As I said, there is no antidote to colchicine, but that’s not entirely accurate. The French created a Fab fragment that was shown in animal models to bind colchicine and to serve as an effective antidote. There is even a compelling NEJM case report describing a severely ill colchicine poisoned patient who survived after getting the antidote.6 Unfortunately, however, this antidote was never mass produced, nor is it available for clinical use (sacré bleu!) We know how to treat colchicine toxicity, we just can’t. Perhaps now is the moment to revamp that Fab fragment antidote. I for one could use a little silver lining.
- 1.Santos C, Schier J. Colchicine, Podophyllin, and the Vinca Alkaloids. In: Goldfrank’s Toxicologic Emergencies. 11th ed. McGraw-Hill Education; 2021:501-510.
- 2.Siak J, Flint N, Shmueli H, Siegel R, Rader F. The Use of Colchicine in Cardiovascular Diseases: A Systematic Review. Am J Med. Published online February 17, 2021. doi:10.1016/j.amjmed.2021.01.019
- 3.Howard J, Hyman A. Dynamics and mechanics of the microtubule plus end. Nature. 2003;422(6933):753-758. doi:10.1038/nature01600
- 4.Pellegrini F, Budman D. Review: tubulin function, action of antitubulin drugs, and new drug development. Cancer Invest. 2005;23(3):264-273. doi:10.1081/cnv-200055970
- 5.Thomas S, Patel D, Bittel B, et al. Effect of High-Dose Zinc and Ascorbic Acid Supplementation vs Usual Care on Symptom Length and Reduction Among Ambulatory Patients With SARS-CoV-2 Infection: The COVID A to Z Randomized Clinical Trial. JAMA Netw Open. 2021;4(2):e210369. doi:10.1001/jamanetworkopen.2021.0369
- 6.Baud FJ, Sabouraud A, Vicaut E, et al. Treatment of Severe Colchicine Overdose with Colchicine-Specific Fab Fragments.

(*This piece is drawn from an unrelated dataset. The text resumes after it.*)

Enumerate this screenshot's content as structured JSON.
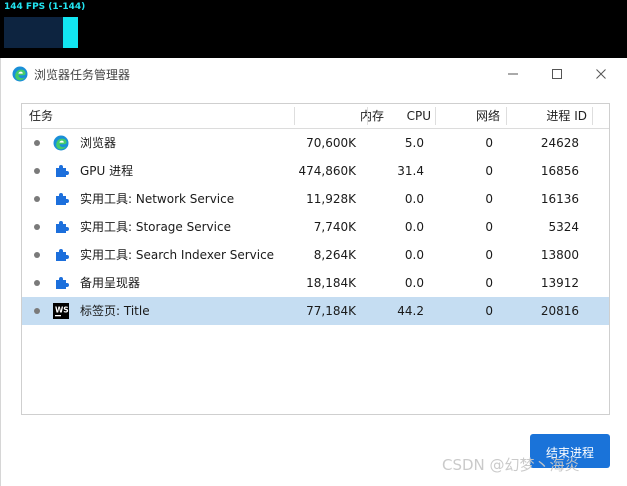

N Engl J Med. Published online March 9, 1995:642-645. doi:10.1056/nejm199503093321004